━━━━━ Dataset records
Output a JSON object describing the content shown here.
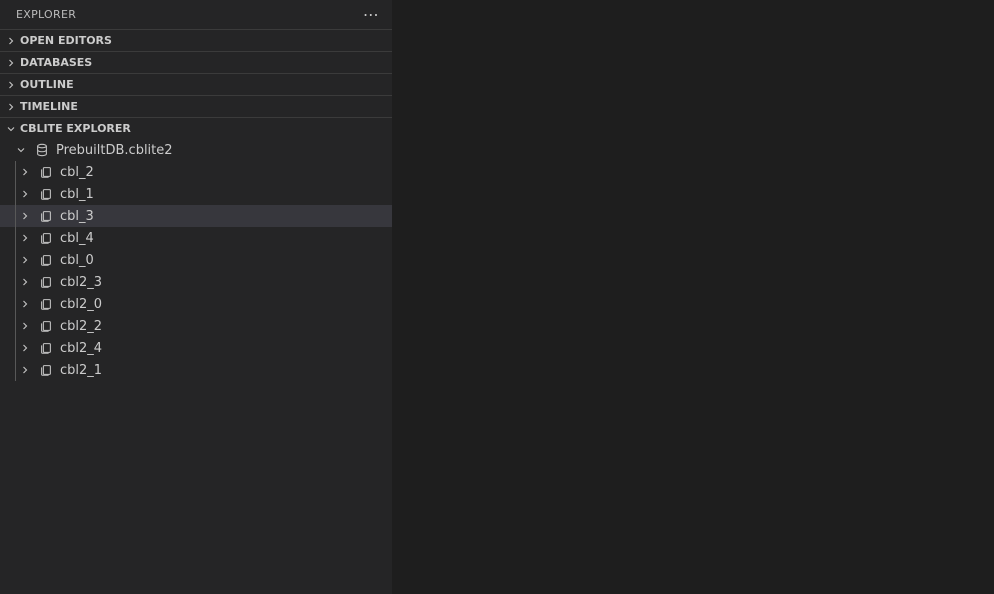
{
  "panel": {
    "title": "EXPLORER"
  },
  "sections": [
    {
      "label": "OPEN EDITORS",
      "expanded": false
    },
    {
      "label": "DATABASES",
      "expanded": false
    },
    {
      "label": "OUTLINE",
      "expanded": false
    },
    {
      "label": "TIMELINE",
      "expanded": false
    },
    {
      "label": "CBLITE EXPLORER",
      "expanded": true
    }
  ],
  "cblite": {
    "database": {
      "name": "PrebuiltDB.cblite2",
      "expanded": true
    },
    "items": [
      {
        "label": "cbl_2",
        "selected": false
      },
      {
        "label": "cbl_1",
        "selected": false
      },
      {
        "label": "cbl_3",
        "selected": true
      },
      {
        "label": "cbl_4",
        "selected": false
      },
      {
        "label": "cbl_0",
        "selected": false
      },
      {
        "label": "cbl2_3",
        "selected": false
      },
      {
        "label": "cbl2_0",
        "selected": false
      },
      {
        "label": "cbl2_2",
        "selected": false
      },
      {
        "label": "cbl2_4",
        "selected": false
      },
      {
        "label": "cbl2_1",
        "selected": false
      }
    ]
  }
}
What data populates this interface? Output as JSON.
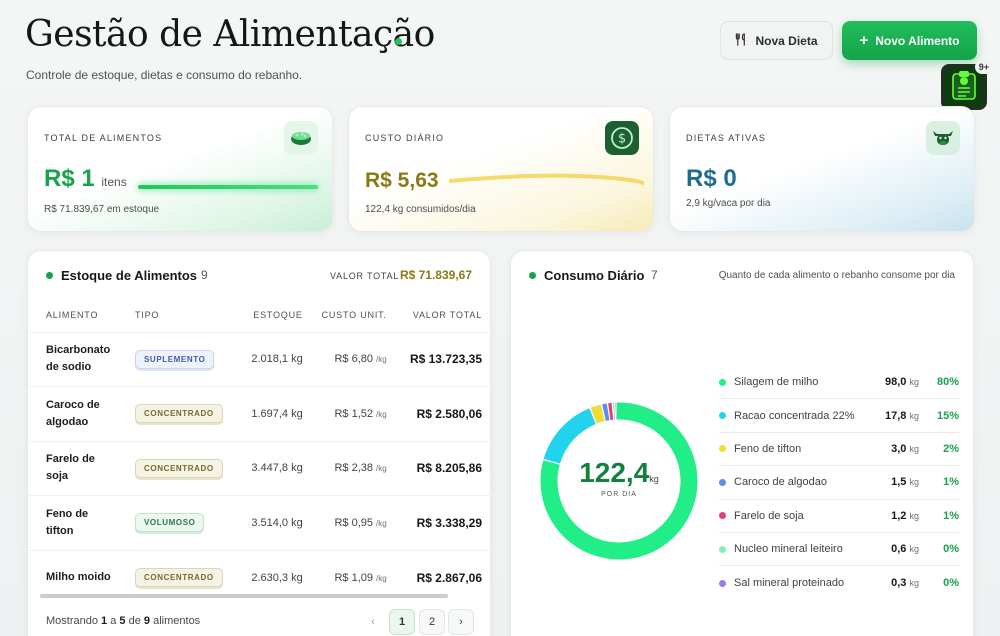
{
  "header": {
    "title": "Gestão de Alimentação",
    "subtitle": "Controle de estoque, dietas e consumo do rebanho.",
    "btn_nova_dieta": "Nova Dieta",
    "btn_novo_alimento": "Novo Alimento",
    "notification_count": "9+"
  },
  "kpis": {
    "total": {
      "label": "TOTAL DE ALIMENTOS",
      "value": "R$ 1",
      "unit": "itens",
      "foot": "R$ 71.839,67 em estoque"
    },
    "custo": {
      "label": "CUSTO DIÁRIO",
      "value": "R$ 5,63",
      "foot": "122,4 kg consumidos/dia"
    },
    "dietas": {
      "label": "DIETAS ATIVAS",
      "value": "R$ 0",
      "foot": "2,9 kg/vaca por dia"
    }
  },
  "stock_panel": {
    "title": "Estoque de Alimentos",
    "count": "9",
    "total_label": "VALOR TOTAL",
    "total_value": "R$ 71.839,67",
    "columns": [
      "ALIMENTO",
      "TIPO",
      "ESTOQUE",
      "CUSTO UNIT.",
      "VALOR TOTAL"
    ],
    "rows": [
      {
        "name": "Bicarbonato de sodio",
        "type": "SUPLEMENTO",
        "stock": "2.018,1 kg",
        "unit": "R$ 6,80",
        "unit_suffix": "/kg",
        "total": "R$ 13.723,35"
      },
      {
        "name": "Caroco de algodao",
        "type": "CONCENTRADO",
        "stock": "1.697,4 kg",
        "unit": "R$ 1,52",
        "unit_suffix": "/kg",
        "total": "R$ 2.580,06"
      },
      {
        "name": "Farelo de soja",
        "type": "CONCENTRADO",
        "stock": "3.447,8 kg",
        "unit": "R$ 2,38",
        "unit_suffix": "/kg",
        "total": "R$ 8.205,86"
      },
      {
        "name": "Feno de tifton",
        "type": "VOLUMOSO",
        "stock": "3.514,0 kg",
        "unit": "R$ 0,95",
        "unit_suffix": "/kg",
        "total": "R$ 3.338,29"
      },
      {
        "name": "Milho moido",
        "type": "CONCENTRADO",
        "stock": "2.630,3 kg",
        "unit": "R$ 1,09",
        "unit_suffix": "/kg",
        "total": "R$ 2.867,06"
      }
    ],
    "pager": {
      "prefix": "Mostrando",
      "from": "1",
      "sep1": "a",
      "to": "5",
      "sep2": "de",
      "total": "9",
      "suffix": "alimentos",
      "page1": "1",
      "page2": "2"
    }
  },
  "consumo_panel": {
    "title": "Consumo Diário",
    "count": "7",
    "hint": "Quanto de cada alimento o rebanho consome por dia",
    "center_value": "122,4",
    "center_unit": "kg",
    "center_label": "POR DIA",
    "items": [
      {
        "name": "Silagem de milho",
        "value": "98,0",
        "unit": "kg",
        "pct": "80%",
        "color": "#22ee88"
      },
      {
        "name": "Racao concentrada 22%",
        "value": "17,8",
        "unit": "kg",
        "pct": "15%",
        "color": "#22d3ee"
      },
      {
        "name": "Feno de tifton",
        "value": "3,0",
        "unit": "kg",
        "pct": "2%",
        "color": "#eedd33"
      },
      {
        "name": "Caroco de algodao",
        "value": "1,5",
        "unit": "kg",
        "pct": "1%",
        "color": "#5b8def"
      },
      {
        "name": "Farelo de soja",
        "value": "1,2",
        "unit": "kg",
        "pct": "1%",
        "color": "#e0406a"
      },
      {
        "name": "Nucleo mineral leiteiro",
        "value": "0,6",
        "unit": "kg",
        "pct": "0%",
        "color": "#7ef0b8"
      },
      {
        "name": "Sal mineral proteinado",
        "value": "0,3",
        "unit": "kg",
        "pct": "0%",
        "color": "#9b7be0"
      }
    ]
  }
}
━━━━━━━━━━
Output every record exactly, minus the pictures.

- Output for this exercise
Output a JSON object describing the content shown here.
{
  "panel": {
    "title": "EXPLORER"
  },
  "sections": [
    {
      "label": "OPEN EDITORS",
      "expanded": false
    },
    {
      "label": "DATABASES",
      "expanded": false
    },
    {
      "label": "OUTLINE",
      "expanded": false
    },
    {
      "label": "TIMELINE",
      "expanded": false
    },
    {
      "label": "CBLITE EXPLORER",
      "expanded": true
    }
  ],
  "cblite": {
    "database": {
      "name": "PrebuiltDB.cblite2",
      "expanded": true
    },
    "items": [
      {
        "label": "cbl_2",
        "selected": false
      },
      {
        "label": "cbl_1",
        "selected": false
      },
      {
        "label": "cbl_3",
        "selected": true
      },
      {
        "label": "cbl_4",
        "selected": false
      },
      {
        "label": "cbl_0",
        "selected": false
      },
      {
        "label": "cbl2_3",
        "selected": false
      },
      {
        "label": "cbl2_0",
        "selected": false
      },
      {
        "label": "cbl2_2",
        "selected": false
      },
      {
        "label": "cbl2_4",
        "selected": false
      },
      {
        "label": "cbl2_1",
        "selected": false
      }
    ]
  }
}
What data populates this interface? Output as JSON.
{
  "header": {
    "title": "Gestão de Alimentação",
    "subtitle": "Controle de estoque, dietas e consumo do rebanho.",
    "btn_nova_dieta": "Nova Dieta",
    "btn_novo_alimento": "Novo Alimento",
    "notification_count": "9+"
  },
  "kpis": {
    "total": {
      "label": "TOTAL DE ALIMENTOS",
      "value": "R$ 1",
      "unit": "itens",
      "foot": "R$ 71.839,67 em estoque"
    },
    "custo": {
      "label": "CUSTO DIÁRIO",
      "value": "R$ 5,63",
      "foot": "122,4 kg consumidos/dia"
    },
    "dietas": {
      "label": "DIETAS ATIVAS",
      "value": "R$ 0",
      "foot": "2,9 kg/vaca por dia"
    }
  },
  "stock_panel": {
    "title": "Estoque de Alimentos",
    "count": "9",
    "total_label": "VALOR TOTAL",
    "total_value": "R$ 71.839,67",
    "columns": [
      "ALIMENTO",
      "TIPO",
      "ESTOQUE",
      "CUSTO UNIT.",
      "VALOR TOTAL"
    ],
    "rows": [
      {
        "name": "Bicarbonato de sodio",
        "type": "SUPLEMENTO",
        "stock": "2.018,1 kg",
        "unit": "R$ 6,80",
        "unit_suffix": "/kg",
        "total": "R$ 13.723,35"
      },
      {
        "name": "Caroco de algodao",
        "type": "CONCENTRADO",
        "stock": "1.697,4 kg",
        "unit": "R$ 1,52",
        "unit_suffix": "/kg",
        "total": "R$ 2.580,06"
      },
      {
        "name": "Farelo de soja",
        "type": "CONCENTRADO",
        "stock": "3.447,8 kg",
        "unit": "R$ 2,38",
        "unit_suffix": "/kg",
        "total": "R$ 8.205,86"
      },
      {
        "name": "Feno de tifton",
        "type": "VOLUMOSO",
        "stock": "3.514,0 kg",
        "unit": "R$ 0,95",
        "unit_suffix": "/kg",
        "total": "R$ 3.338,29"
      },
      {
        "name": "Milho moido",
        "type": "CONCENTRADO",
        "stock": "2.630,3 kg",
        "unit": "R$ 1,09",
        "unit_suffix": "/kg",
        "total": "R$ 2.867,06"
      }
    ],
    "pager": {
      "prefix": "Mostrando",
      "from": "1",
      "sep1": "a",
      "to": "5",
      "sep2": "de",
      "total": "9",
      "suffix": "alimentos",
      "page1": "1",
      "page2": "2"
    }
  },
  "consumo_panel": {
    "title": "Consumo Diário",
    "count": "7",
    "hint": "Quanto de cada alimento o rebanho consome por dia",
    "center_value": "122,4",
    "center_unit": "kg",
    "center_label": "POR DIA",
    "items": [
      {
        "name": "Silagem de milho",
        "value": "98,0",
        "unit": "kg",
        "pct": "80%",
        "color": "#22ee88"
      },
      {
        "name": "Racao concentrada 22%",
        "value": "17,8",
        "unit": "kg",
        "pct": "15%",
        "color": "#22d3ee"
      },
      {
        "name": "Feno de tifton",
        "value": "3,0",
        "unit": "kg",
        "pct": "2%",
        "color": "#eedd33"
      },
      {
        "name": "Caroco de algodao",
        "value": "1,5",
        "unit": "kg",
        "pct": "1%",
        "color": "#5b8def"
      },
      {
        "name": "Farelo de soja",
        "value": "1,2",
        "unit": "kg",
        "pct": "1%",
        "color": "#e0406a"
      },
      {
        "name": "Nucleo mineral leiteiro",
        "value": "0,6",
        "unit": "kg",
        "pct": "0%",
        "color": "#7ef0b8"
      },
      {
        "name": "Sal mineral proteinado",
        "value": "0,3",
        "unit": "kg",
        "pct": "0%",
        "color": "#9b7be0"
      }
    ]
  }
}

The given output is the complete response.